Segment Start: Source records
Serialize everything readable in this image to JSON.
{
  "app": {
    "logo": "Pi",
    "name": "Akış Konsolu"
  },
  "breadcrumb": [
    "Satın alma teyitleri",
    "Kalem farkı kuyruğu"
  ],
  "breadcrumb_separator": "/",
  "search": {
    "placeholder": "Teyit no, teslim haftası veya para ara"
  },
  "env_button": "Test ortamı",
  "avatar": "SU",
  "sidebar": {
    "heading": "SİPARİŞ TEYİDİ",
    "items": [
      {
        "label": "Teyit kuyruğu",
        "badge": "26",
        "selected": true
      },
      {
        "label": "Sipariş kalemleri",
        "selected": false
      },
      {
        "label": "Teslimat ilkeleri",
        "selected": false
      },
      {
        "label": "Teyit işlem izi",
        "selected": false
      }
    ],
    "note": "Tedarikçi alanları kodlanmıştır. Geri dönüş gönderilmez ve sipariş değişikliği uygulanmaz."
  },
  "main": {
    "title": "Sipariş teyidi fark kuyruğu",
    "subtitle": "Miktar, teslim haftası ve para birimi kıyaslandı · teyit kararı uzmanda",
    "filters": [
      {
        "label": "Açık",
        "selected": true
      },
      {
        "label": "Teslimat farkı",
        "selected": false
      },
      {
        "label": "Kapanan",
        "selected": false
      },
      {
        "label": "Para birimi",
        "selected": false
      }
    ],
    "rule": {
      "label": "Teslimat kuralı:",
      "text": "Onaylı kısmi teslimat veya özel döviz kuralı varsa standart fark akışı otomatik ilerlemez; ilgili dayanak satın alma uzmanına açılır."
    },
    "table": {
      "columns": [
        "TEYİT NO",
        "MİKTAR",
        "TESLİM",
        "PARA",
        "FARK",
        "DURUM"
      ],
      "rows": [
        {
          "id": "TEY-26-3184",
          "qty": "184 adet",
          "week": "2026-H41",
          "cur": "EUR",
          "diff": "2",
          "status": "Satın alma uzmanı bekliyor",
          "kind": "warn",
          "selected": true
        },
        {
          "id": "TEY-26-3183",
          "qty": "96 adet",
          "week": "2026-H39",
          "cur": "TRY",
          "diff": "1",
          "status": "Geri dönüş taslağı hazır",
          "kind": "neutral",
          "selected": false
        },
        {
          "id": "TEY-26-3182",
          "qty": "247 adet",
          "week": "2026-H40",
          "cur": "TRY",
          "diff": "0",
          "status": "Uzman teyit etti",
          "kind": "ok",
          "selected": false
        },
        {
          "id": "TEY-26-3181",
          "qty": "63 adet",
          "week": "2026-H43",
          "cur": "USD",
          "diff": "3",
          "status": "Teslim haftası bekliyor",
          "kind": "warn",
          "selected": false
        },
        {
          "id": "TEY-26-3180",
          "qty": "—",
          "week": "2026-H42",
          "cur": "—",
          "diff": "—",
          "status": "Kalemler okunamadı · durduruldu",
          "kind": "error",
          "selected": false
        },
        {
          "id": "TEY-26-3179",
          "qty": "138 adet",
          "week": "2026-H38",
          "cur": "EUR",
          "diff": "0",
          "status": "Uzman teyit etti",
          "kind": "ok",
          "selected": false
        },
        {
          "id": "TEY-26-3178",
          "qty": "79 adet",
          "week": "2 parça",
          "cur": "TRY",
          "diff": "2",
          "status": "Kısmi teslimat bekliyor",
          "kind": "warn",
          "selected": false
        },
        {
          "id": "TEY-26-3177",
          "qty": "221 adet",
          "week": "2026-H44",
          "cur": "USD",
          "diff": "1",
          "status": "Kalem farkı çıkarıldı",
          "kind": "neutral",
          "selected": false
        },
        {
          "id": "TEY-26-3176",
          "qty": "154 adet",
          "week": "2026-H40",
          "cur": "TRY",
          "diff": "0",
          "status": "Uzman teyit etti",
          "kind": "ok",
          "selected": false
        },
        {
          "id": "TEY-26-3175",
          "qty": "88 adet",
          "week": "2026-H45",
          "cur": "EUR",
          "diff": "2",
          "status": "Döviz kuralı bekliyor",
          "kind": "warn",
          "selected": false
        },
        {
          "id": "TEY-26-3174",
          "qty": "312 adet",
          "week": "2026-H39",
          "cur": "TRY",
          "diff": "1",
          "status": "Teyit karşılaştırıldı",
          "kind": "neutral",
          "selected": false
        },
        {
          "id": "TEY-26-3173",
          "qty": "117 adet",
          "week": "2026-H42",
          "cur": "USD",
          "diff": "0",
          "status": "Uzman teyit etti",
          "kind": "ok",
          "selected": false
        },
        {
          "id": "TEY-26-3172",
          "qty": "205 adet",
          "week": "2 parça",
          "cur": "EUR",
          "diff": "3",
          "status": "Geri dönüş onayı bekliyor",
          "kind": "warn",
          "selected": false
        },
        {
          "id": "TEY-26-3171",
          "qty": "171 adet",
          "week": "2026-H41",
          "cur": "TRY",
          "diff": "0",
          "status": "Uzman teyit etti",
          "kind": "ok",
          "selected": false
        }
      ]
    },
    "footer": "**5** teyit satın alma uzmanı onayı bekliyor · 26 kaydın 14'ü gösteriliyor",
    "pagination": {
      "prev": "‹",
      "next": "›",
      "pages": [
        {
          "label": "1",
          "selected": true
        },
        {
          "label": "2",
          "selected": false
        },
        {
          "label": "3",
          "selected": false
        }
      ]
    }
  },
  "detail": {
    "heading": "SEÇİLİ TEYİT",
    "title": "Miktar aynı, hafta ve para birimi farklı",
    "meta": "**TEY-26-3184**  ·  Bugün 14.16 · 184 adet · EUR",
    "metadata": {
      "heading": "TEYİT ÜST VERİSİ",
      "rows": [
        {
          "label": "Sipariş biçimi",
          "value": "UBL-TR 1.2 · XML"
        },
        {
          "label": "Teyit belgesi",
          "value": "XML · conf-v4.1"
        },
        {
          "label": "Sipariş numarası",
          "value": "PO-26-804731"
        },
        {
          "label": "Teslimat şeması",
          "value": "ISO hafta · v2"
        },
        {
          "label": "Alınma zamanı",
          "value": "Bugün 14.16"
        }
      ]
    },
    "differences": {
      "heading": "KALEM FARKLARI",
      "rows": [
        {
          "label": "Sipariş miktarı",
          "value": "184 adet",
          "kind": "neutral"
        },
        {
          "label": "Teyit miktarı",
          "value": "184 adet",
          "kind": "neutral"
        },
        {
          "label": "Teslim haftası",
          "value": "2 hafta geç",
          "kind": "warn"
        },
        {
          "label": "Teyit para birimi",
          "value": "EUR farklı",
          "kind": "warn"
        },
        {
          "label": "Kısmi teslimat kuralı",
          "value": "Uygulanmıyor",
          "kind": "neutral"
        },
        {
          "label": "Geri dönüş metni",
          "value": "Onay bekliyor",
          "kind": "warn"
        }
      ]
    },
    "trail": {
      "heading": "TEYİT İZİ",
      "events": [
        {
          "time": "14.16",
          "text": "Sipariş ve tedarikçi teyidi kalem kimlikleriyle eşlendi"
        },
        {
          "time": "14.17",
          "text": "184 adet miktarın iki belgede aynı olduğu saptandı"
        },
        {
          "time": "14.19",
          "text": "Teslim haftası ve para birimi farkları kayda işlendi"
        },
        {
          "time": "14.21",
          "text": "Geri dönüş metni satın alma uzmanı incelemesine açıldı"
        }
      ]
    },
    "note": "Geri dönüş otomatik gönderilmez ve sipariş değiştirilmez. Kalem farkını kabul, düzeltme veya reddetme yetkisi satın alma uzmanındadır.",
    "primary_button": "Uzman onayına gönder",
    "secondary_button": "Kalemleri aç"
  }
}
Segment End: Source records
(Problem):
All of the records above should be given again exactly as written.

(Response to the task):
Serialize everything readable in this image to JSON.
{
  "app": {
    "logo": "Pi",
    "name": "Akış Konsolu"
  },
  "breadcrumb": [
    "Satın alma teyitleri",
    "Kalem farkı kuyruğu"
  ],
  "breadcrumb_separator": "/",
  "search": {
    "placeholder": "Teyit no, teslim haftası veya para ara"
  },
  "env_button": "Test ortamı",
  "avatar": "SU",
  "sidebar": {
    "heading": "SİPARİŞ TEYİDİ",
    "items": [
      {
        "label": "Teyit kuyruğu",
        "badge": "26",
        "selected": true
      },
      {
        "label": "Sipariş kalemleri",
        "selected": false
      },
      {
        "label": "Teslimat ilkeleri",
        "selected": false
      },
      {
        "label": "Teyit işlem izi",
        "selected": false
      }
    ],
    "note": "Tedarikçi alanları kodlanmıştır. Geri dönüş gönderilmez ve sipariş değişikliği uygulanmaz."
  },
  "main": {
    "title": "Sipariş teyidi fark kuyruğu",
    "subtitle": "Miktar, teslim haftası ve para birimi kıyaslandı · teyit kararı uzmanda",
    "filters": [
      {
        "label": "Açık",
        "selected": true
      },
      {
        "label": "Teslimat farkı",
        "selected": false
      },
      {
        "label": "Kapanan",
        "selected": false
      },
      {
        "label": "Para birimi",
        "selected": false
      }
    ],
    "rule": {
      "label": "Teslimat kuralı:",
      "text": "Onaylı kısmi teslimat veya özel döviz kuralı varsa standart fark akışı otomatik ilerlemez; ilgili dayanak satın alma uzmanına açılır."
    },
    "table": {
      "columns": [
        "TEYİT NO",
        "MİKTAR",
        "TESLİM",
        "PARA",
        "FARK",
        "DURUM"
      ],
      "rows": [
        {
          "id": "TEY-26-3184",
          "qty": "184 adet",
          "week": "2026-H41",
          "cur": "EUR",
          "diff": "2",
          "status": "Satın alma uzmanı bekliyor",
          "kind": "warn",
          "selected": true
        },
        {
          "id": "TEY-26-3183",
          "qty": "96 adet",
          "week": "2026-H39",
          "cur": "TRY",
          "diff": "1",
          "status": "Geri dönüş taslağı hazır",
          "kind": "neutral",
          "selected": false
        },
        {
          "id": "TEY-26-3182",
          "qty": "247 adet",
          "week": "2026-H40",
          "cur": "TRY",
          "diff": "0",
          "status": "Uzman teyit etti",
          "kind": "ok",
          "selected": false
        },
        {
          "id": "TEY-26-3181",
          "qty": "63 adet",
          "week": "2026-H43",
          "cur": "USD",
          "diff": "3",
          "status": "Teslim haftası bekliyor",
          "kind": "warn",
          "selected": false
        },
        {
          "id": "TEY-26-3180",
          "qty": "—",
          "week": "2026-H42",
          "cur": "—",
          "diff": "—",
          "status": "Kalemler okunamadı · durduruldu",
          "kind": "error",
          "selected": false
        },
        {
          "id": "TEY-26-3179",
          "qty": "138 adet",
          "week": "2026-H38",
          "cur": "EUR",
          "diff": "0",
          "status": "Uzman teyit etti",
          "kind": "ok",
          "selected": false
        },
        {
          "id": "TEY-26-3178",
          "qty": "79 adet",
          "week": "2 parça",
          "cur": "TRY",
          "diff": "2",
          "status": "Kısmi teslimat bekliyor",
          "kind": "warn",
          "selected": false
        },
        {
          "id": "TEY-26-3177",
          "qty": "221 adet",
          "week": "2026-H44",
          "cur": "USD",
          "diff": "1",
          "status": "Kalem farkı çıkarıldı",
          "kind": "neutral",
          "selected": false
        },
        {
          "id": "TEY-26-3176",
          "qty": "154 adet",
          "week": "2026-H40",
          "cur": "TRY",
          "diff": "0",
          "status": "Uzman teyit etti",
          "kind": "ok",
          "selected": false
        },
        {
          "id": "TEY-26-3175",
          "qty": "88 adet",
          "week": "2026-H45",
          "cur": "EUR",
          "diff": "2",
          "status": "Döviz kuralı bekliyor",
          "kind": "warn",
          "selected": false
        },
        {
          "id": "TEY-26-3174",
          "qty": "312 adet",
          "week": "2026-H39",
          "cur": "TRY",
          "diff": "1",
          "status": "Teyit karşılaştırıldı",
          "kind": "neutral",
          "selected": false
        },
        {
          "id": "TEY-26-3173",
          "qty": "117 adet",
          "week": "2026-H42",
          "cur": "USD",
          "diff": "0",
          "status": "Uzman teyit etti",
          "kind": "ok",
          "selected": false
        },
        {
          "id": "TEY-26-3172",
          "qty": "205 adet",
          "week": "2 parça",
          "cur": "EUR",
          "diff": "3",
          "status": "Geri dönüş onayı bekliyor",
          "kind": "warn",
          "selected": false
        },
        {
          "id": "TEY-26-3171",
          "qty": "171 adet",
          "week": "2026-H41",
          "cur": "TRY",
          "diff": "0",
          "status": "Uzman teyit etti",
          "kind": "ok",
          "selected": false
        }
      ]
    },
    "footer": "**5** teyit satın alma uzmanı onayı bekliyor · 26 kaydın 14'ü gösteriliyor",
    "pagination": {
      "prev": "‹",
      "next": "›",
      "pages": [
        {
          "label": "1",
          "selected": true
        },
        {
          "label": "2",
          "selected": false
        },
        {
          "label": "3",
          "selected": false
        }
      ]
    }
  },
  "detail": {
    "heading": "SEÇİLİ TEYİT",
    "title": "Miktar aynı, hafta ve para birimi farklı",
    "meta": "**TEY-26-3184**  ·  Bugün 14.16 · 184 adet · EUR",
    "metadata": {
      "heading": "TEYİT ÜST VERİSİ",
      "rows": [
        {
          "label": "Sipariş biçimi",
          "value": "UBL-TR 1.2 · XML"
        },
        {
          "label": "Teyit belgesi",
          "value": "XML · conf-v4.1"
        },
        {
          "label": "Sipariş numarası",
          "value": "PO-26-804731"
        },
        {
          "label": "Teslimat şeması",
          "value": "ISO hafta · v2"
        },
        {
          "label": "Alınma zamanı",
          "value": "Bugün 14.16"
        }
      ]
    },
    "differences": {
      "heading": "KALEM FARKLARI",
      "rows": [
        {
          "label": "Sipariş miktarı",
          "value": "184 adet",
          "kind": "neutral"
        },
        {
          "label": "Teyit miktarı",
          "value": "184 adet",
          "kind": "neutral"
        },
        {
          "label": "Teslim haftası",
          "value": "2 hafta geç",
          "kind": "warn"
        },
        {
          "label": "Teyit para birimi",
          "value": "EUR farklı",
          "kind": "warn"
        },
        {
          "label": "Kısmi teslimat kuralı",
          "value": "Uygulanmıyor",
          "kind": "neutral"
        },
        {
          "label": "Geri dönüş metni",
          "value": "Onay bekliyor",
          "kind": "warn"
        }
      ]
    },
    "trail": {
      "heading": "TEYİT İZİ",
      "events": [
        {
          "time": "14.16",
          "text": "Sipariş ve tedarikçi teyidi kalem kimlikleriyle eşlendi"
        },
        {
          "time": "14.17",
          "text": "184 adet miktarın iki belgede aynı olduğu saptandı"
        },
        {
          "time": "14.19",
          "text": "Teslim haftası ve para birimi farkları kayda işlendi"
        },
        {
          "time": "14.21",
          "text": "Geri dönüş metni satın alma uzmanı incelemesine açıldı"
        }
      ]
    },
    "note": "Geri dönüş otomatik gönderilmez ve sipariş değiştirilmez. Kalem farkını kabul, düzeltme veya reddetme yetkisi satın alma uzmanındadır.",
    "primary_button": "Uzman onayına gönder",
    "secondary_button": "Kalemleri aç"
  }
}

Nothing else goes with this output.